I’ve written in this blog about how CBS, under long time anchor Dan Rather, pioneered the idea of using maps as part of stories. The reason, at the time, was because studies showed American kids were terrible at geography. It was an attempt to make news not only inform, but provide basic education. It was decades before the Internet.

Fast forward to about 2009 when the New York Times starts making it easy for web users to define certain words and phrases in its online version of stories. Users who let their browsers hover over unfamiliar terms see a thumbnail description. Later, the site would underline those same words and phrases with hyperlinks to make it even easier to quickly get an in-depth explanation of those unknown somethings.

Maybe news departments have come to believe that because the Internet is so ubiquitous, people will know to look up something they see or hear that they don’t understand. And so, maybe that was the reason why KOIN’s Ken Boddie, in reporting an accident at an Oregon gun range involving the substance “tannerite”, didn’t explain what tannerite is.

Tannerite is the brand name of an explosive sold mainly for making targets on gun ranges blow up. A listener might wonder why something that has the potential to accidentally explode would be used on gun ranges. Wikipedia says tannerite is a combination of two powders that is stable until hit by a hammer blow, a low-velocity shotgun blast or dropped.

Clearly, a complete description like that is more than a news director might feel such a story needs. But that missing detail, for someone who doesn’t spend their time on gun ranges or in gun stores, was just glaring enough.

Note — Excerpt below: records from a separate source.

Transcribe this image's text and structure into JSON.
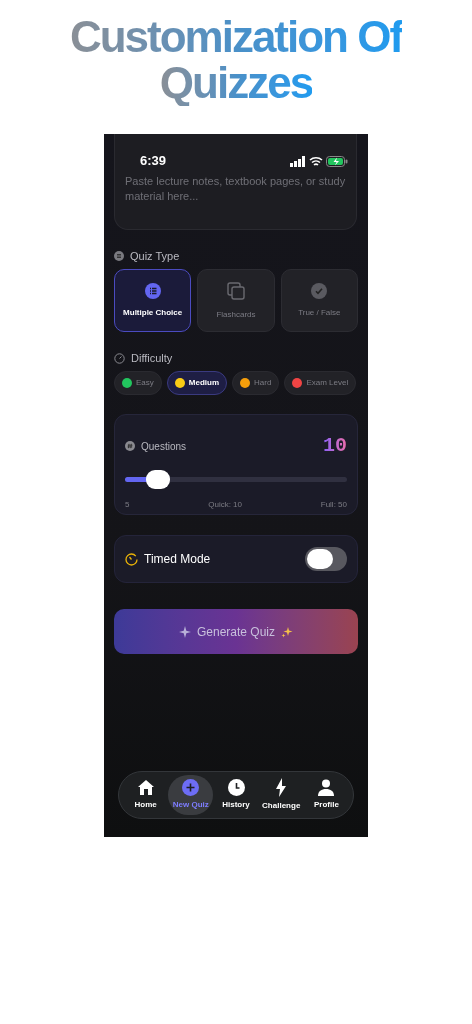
{
  "headline": [
    "Customization Of",
    "Quizzes"
  ],
  "status_bar": {
    "time": "6:39"
  },
  "notes_field": {
    "placeholder": "Paste lecture notes, textbook pages, or study material here..."
  },
  "quiz_type": {
    "label": "Quiz Type",
    "options": [
      {
        "label": "Multiple Choice",
        "kind": "list",
        "selected": true
      },
      {
        "label": "Flashcards",
        "kind": "cards",
        "selected": false
      },
      {
        "label": "True / False",
        "kind": "check",
        "selected": false
      }
    ]
  },
  "difficulty": {
    "label": "Difficulty",
    "options": [
      {
        "label": "Easy",
        "color": "#22c55e",
        "selected": false
      },
      {
        "label": "Medium",
        "color": "#facc15",
        "selected": true
      },
      {
        "label": "Hard",
        "color": "#f59e0b",
        "selected": false
      },
      {
        "label": "Exam Level",
        "color": "#ef4444",
        "selected": false
      }
    ]
  },
  "questions": {
    "label": "Questions",
    "value": "10",
    "level": 0.15,
    "min_label": "5",
    "mid_label": "Quick: 10",
    "max_label": "Full: 50"
  },
  "timed_mode": {
    "label": "Timed Mode",
    "on": false
  },
  "generate_button": {
    "label": "Generate Quiz"
  },
  "nav": [
    {
      "label": "Home",
      "kind": "home",
      "selected": false
    },
    {
      "label": "New Quiz",
      "kind": "plus",
      "selected": true
    },
    {
      "label": "History",
      "kind": "clock",
      "selected": false
    },
    {
      "label": "Challenge",
      "kind": "bolt",
      "selected": false
    },
    {
      "label": "Profile",
      "kind": "person",
      "selected": false
    }
  ]
}
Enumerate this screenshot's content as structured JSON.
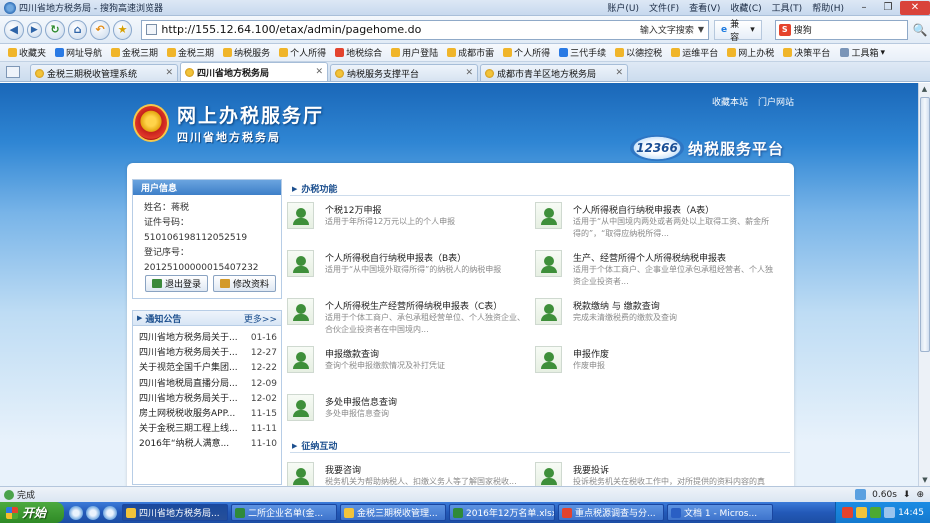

In the end, I did look it up.  But for a completely different reason.

Written by Interviewer

August 17, 2015 at 23:58